Task:
With no edits of any kind, print each record that follows.

[[ Data for the task, beginning ]]

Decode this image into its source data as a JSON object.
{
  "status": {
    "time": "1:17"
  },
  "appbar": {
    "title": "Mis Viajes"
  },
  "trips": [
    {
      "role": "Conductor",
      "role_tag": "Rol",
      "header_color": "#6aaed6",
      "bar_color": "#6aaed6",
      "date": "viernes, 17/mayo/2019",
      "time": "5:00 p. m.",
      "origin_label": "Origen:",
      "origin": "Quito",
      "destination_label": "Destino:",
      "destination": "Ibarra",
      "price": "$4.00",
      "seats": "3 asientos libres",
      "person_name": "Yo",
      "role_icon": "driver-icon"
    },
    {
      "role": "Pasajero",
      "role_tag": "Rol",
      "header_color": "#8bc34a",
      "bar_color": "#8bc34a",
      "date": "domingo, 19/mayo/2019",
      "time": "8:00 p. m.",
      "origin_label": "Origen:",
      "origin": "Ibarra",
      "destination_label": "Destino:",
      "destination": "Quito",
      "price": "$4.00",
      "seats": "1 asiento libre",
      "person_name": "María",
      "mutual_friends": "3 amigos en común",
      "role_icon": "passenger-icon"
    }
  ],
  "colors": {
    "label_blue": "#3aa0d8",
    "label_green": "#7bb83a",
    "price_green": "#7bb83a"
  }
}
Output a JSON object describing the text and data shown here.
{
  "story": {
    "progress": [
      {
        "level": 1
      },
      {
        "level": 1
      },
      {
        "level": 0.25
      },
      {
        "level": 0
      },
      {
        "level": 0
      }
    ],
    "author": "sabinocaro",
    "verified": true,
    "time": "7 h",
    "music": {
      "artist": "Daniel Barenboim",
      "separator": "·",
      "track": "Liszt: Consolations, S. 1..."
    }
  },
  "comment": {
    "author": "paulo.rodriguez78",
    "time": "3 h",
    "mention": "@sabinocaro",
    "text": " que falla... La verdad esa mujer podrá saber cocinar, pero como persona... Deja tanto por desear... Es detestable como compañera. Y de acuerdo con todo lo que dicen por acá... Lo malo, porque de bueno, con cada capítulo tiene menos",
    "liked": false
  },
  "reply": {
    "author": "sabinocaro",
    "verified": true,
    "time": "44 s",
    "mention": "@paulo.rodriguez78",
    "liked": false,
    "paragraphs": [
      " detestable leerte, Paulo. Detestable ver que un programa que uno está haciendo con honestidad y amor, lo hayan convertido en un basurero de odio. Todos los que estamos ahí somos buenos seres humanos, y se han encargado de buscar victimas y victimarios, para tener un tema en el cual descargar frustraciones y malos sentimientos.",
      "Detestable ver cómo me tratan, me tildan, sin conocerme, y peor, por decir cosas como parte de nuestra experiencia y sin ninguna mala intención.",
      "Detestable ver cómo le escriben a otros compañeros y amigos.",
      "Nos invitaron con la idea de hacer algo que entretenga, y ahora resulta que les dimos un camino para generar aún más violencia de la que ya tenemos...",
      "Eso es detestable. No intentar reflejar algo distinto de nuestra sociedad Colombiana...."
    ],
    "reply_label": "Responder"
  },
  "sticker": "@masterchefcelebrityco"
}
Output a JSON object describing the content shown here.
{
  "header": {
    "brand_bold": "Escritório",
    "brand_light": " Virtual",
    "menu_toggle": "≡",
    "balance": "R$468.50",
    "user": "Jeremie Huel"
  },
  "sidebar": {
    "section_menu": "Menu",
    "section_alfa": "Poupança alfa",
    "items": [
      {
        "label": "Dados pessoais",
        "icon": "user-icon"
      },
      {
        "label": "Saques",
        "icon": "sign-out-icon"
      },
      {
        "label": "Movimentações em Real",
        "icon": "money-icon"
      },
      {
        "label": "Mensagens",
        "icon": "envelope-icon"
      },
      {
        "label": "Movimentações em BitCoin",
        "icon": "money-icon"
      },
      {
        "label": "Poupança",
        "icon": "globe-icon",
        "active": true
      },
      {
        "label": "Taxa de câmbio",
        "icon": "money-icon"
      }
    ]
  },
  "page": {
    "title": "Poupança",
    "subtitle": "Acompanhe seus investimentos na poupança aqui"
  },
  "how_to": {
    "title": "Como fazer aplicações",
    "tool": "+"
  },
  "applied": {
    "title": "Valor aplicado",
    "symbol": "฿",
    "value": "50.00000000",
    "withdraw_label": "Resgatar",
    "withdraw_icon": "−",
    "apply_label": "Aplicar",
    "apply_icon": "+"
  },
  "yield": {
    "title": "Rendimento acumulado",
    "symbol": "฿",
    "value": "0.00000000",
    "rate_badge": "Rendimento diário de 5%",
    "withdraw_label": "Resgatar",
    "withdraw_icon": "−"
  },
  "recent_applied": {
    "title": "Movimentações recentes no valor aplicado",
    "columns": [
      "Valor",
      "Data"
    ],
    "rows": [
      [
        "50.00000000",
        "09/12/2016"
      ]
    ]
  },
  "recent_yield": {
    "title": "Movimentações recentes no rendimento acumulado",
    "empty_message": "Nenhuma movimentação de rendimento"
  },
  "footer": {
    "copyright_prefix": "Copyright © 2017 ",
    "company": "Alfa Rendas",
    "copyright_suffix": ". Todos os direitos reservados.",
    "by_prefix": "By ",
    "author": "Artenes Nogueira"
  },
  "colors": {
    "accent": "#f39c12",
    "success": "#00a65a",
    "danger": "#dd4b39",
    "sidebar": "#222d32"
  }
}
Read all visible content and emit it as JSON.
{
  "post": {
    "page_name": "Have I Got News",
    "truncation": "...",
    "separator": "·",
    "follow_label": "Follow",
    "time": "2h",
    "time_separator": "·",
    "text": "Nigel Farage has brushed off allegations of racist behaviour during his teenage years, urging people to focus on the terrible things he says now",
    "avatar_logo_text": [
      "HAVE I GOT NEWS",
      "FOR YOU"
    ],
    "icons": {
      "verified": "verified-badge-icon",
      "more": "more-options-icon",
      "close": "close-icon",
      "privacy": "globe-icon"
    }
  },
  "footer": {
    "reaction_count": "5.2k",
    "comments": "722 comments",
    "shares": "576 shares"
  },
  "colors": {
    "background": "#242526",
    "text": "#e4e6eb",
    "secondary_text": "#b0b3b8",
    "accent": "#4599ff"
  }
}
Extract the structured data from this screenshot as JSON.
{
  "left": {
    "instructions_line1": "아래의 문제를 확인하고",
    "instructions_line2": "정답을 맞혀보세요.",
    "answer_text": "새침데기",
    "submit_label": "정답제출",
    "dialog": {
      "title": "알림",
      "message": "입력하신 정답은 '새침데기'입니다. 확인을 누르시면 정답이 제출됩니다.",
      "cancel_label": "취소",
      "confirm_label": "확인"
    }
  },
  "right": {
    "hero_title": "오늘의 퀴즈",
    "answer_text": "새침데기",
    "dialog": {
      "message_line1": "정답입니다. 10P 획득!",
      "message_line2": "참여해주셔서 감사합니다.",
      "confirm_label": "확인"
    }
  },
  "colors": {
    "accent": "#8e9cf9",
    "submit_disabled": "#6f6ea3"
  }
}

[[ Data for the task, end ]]

Exercise output:
Decode this image into its source data as a JSON object.
{
  "status": {
    "time": "1:17"
  },
  "appbar": {
    "title": "Mis Viajes"
  },
  "trips": [
    {
      "role": "Conductor",
      "role_tag": "Rol",
      "header_color": "#6aaed6",
      "bar_color": "#6aaed6",
      "date": "viernes, 17/mayo/2019",
      "time": "5:00 p. m.",
      "origin_label": "Origen:",
      "origin": "Quito",
      "destination_label": "Destino:",
      "destination": "Ibarra",
      "price": "$4.00",
      "seats": "3 asientos libres",
      "person_name": "Yo",
      "role_icon": "driver-icon"
    },
    {
      "role": "Pasajero",
      "role_tag": "Rol",
      "header_color": "#8bc34a",
      "bar_color": "#8bc34a",
      "date": "domingo, 19/mayo/2019",
      "time": "8:00 p. m.",
      "origin_label": "Origen:",
      "origin": "Ibarra",
      "destination_label": "Destino:",
      "destination": "Quito",
      "price": "$4.00",
      "seats": "1 asiento libre",
      "person_name": "María",
      "mutual_friends": "3 amigos en común",
      "role_icon": "passenger-icon"
    }
  ],
  "colors": {
    "label_blue": "#3aa0d8",
    "label_green": "#7bb83a",
    "price_green": "#7bb83a"
  }
}
Output a JSON object describing the text and data shown here.
{
  "story": {
    "progress": [
      {
        "level": 1
      },
      {
        "level": 1
      },
      {
        "level": 0.25
      },
      {
        "level": 0
      },
      {
        "level": 0
      }
    ],
    "author": "sabinocaro",
    "verified": true,
    "time": "7 h",
    "music": {
      "artist": "Daniel Barenboim",
      "separator": "·",
      "track": "Liszt: Consolations, S. 1..."
    }
  },
  "comment": {
    "author": "paulo.rodriguez78",
    "time": "3 h",
    "mention": "@sabinocaro",
    "text": " que falla... La verdad esa mujer podrá saber cocinar, pero como persona... Deja tanto por desear... Es detestable como compañera. Y de acuerdo con todo lo que dicen por acá... Lo malo, porque de bueno, con cada capítulo tiene menos",
    "liked": false
  },
  "reply": {
    "author": "sabinocaro",
    "verified": true,
    "time": "44 s",
    "mention": "@paulo.rodriguez78",
    "liked": false,
    "paragraphs": [
      " detestable leerte, Paulo. Detestable ver que un programa que uno está haciendo con honestidad y amor, lo hayan convertido en un basurero de odio. Todos los que estamos ahí somos buenos seres humanos, y se han encargado de buscar victimas y victimarios, para tener un tema en el cual descargar frustraciones y malos sentimientos.",
      "Detestable ver cómo me tratan, me tildan, sin conocerme, y peor, por decir cosas como parte de nuestra experiencia y sin ninguna mala intención.",
      "Detestable ver cómo le escriben a otros compañeros y amigos.",
      "Nos invitaron con la idea de hacer algo que entretenga, y ahora resulta que les dimos un camino para generar aún más violencia de la que ya tenemos...",
      "Eso es detestable. No intentar reflejar algo distinto de nuestra sociedad Colombiana...."
    ],
    "reply_label": "Responder"
  },
  "sticker": "@masterchefcelebrityco"
}
Output a JSON object describing the content shown here.
{
  "header": {
    "brand_bold": "Escritório",
    "brand_light": " Virtual",
    "menu_toggle": "≡",
    "balance": "R$468.50",
    "user": "Jeremie Huel"
  },
  "sidebar": {
    "section_menu": "Menu",
    "section_alfa": "Poupança alfa",
    "items": [
      {
        "label": "Dados pessoais",
        "icon": "user-icon"
      },
      {
        "label": "Saques",
        "icon": "sign-out-icon"
      },
      {
        "label": "Movimentações em Real",
        "icon": "money-icon"
      },
      {
        "label": "Mensagens",
        "icon": "envelope-icon"
      },
      {
        "label": "Movimentações em BitCoin",
        "icon": "money-icon"
      },
      {
        "label": "Poupança",
        "icon": "globe-icon",
        "active": true
      },
      {
        "label": "Taxa de câmbio",
        "icon": "money-icon"
      }
    ]
  },
  "page": {
    "title": "Poupança",
    "subtitle": "Acompanhe seus investimentos na poupança aqui"
  },
  "how_to": {
    "title": "Como fazer aplicações",
    "tool": "+"
  },
  "applied": {
    "title": "Valor aplicado",
    "symbol": "฿",
    "value": "50.00000000",
    "withdraw_label": "Resgatar",
    "withdraw_icon": "−",
    "apply_label": "Aplicar",
    "apply_icon": "+"
  },
  "yield": {
    "title": "Rendimento acumulado",
    "symbol": "฿",
    "value": "0.00000000",
    "rate_badge": "Rendimento diário de 5%",
    "withdraw_label": "Resgatar",
    "withdraw_icon": "−"
  },
  "recent_applied": {
    "title": "Movimentações recentes no valor aplicado",
    "columns": [
      "Valor",
      "Data"
    ],
    "rows": [
      [
        "50.00000000",
        "09/12/2016"
      ]
    ]
  },
  "recent_yield": {
    "title": "Movimentações recentes no rendimento acumulado",
    "empty_message": "Nenhuma movimentação de rendimento"
  },
  "footer": {
    "copyright_prefix": "Copyright © 2017 ",
    "company": "Alfa Rendas",
    "copyright_suffix": ". Todos os direitos reservados.",
    "by_prefix": "By ",
    "author": "Artenes Nogueira"
  },
  "colors": {
    "accent": "#f39c12",
    "success": "#00a65a",
    "danger": "#dd4b39",
    "sidebar": "#222d32"
  }
}
Read all visible content and emit it as JSON.
{
  "post": {
    "page_name": "Have I Got News",
    "truncation": "...",
    "separator": "·",
    "follow_label": "Follow",
    "time": "2h",
    "time_separator": "·",
    "text": "Nigel Farage has brushed off allegations of racist behaviour during his teenage years, urging people to focus on the terrible things he says now",
    "avatar_logo_text": [
      "HAVE I GOT NEWS",
      "FOR YOU"
    ],
    "icons": {
      "verified": "verified-badge-icon",
      "more": "more-options-icon",
      "close": "close-icon",
      "privacy": "globe-icon"
    }
  },
  "footer": {
    "reaction_count": "5.2k",
    "comments": "722 comments",
    "shares": "576 shares"
  },
  "colors": {
    "background": "#242526",
    "text": "#e4e6eb",
    "secondary_text": "#b0b3b8",
    "accent": "#4599ff"
  }
}
Extract the structured data from this screenshot as JSON.
{
  "left": {
    "instructions_line1": "아래의 문제를 확인하고",
    "instructions_line2": "정답을 맞혀보세요.",
    "answer_text": "새침데기",
    "submit_label": "정답제출",
    "dialog": {
      "title": "알림",
      "message": "입력하신 정답은 '새침데기'입니다. 확인을 누르시면 정답이 제출됩니다.",
      "cancel_label": "취소",
      "confirm_label": "확인"
    }
  },
  "right": {
    "hero_title": "오늘의 퀴즈",
    "answer_text": "새침데기",
    "dialog": {
      "message_line1": "정답입니다. 10P 획득!",
      "message_line2": "참여해주셔서 감사합니다.",
      "confirm_label": "확인"
    }
  },
  "colors": {
    "accent": "#8e9cf9",
    "submit_disabled": "#6f6ea3"
  }
}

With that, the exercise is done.